_What the exercise asks_
Where a line in the material below has the string "Housing", please report it.

_Information supplied_
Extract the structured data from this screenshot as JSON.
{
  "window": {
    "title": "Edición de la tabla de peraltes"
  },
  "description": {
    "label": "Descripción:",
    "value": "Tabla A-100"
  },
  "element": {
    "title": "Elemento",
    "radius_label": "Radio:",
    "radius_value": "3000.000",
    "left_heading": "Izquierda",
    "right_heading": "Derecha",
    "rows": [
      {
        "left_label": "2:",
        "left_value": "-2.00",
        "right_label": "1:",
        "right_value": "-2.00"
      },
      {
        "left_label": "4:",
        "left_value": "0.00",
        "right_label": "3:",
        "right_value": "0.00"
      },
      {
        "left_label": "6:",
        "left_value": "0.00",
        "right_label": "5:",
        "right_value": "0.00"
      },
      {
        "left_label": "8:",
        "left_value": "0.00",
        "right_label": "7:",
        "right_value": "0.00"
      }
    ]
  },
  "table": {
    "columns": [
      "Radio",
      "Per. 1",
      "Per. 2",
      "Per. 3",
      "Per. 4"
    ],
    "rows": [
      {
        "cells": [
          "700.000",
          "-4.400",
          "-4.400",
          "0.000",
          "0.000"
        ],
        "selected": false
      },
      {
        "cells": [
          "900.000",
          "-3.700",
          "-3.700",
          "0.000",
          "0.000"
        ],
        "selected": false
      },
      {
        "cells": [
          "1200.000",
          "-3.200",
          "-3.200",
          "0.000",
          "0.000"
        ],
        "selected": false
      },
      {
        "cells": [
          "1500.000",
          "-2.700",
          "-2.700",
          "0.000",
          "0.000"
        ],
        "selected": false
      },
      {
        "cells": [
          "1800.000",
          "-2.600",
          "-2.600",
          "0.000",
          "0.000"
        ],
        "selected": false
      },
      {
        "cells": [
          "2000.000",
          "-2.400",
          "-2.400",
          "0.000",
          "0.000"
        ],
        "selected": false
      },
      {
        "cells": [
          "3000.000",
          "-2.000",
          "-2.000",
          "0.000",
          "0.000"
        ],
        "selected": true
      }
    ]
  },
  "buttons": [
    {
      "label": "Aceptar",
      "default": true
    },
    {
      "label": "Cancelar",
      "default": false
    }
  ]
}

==

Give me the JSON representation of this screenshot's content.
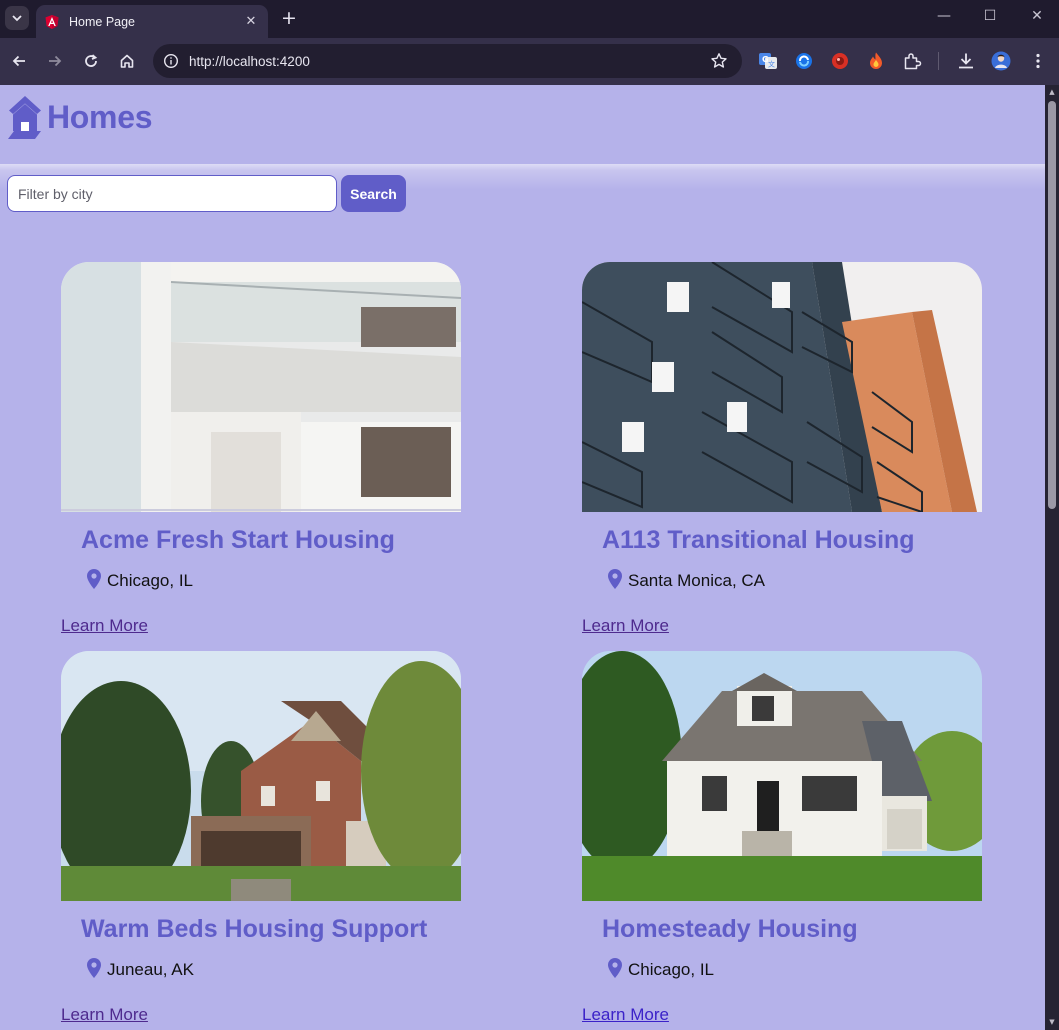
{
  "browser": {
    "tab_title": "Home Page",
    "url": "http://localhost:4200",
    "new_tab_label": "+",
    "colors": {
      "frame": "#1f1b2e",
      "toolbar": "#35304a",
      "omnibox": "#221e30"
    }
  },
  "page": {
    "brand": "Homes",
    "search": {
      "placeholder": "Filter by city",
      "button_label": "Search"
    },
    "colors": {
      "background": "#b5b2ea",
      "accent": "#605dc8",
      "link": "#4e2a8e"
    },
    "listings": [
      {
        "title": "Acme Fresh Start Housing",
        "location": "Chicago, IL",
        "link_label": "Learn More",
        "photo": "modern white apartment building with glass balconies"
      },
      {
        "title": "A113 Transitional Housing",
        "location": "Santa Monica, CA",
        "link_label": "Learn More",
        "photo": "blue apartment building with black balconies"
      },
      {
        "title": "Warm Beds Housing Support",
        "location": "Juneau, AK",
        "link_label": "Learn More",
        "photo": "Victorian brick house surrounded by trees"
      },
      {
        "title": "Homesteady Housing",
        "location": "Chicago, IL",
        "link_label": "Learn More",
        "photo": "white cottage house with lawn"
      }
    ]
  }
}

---

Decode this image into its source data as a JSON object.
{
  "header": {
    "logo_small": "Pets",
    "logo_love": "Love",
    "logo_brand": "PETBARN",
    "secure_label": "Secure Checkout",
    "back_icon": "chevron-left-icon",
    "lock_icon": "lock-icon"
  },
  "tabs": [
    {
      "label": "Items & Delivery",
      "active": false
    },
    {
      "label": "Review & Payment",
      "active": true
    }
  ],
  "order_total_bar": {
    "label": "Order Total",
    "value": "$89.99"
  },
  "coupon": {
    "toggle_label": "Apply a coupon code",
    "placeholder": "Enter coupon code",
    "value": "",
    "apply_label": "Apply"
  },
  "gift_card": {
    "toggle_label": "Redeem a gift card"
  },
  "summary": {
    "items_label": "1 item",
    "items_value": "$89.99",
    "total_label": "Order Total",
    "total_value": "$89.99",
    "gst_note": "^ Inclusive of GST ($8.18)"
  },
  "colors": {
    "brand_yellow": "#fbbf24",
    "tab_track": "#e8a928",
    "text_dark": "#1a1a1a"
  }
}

_Answer to this exercise_
        "title": "Acme Fresh Start Housing",
        "title": "A113 Transitional Housing",
        "title": "Warm Beds Housing Support",
        "title": "Homesteady Housing",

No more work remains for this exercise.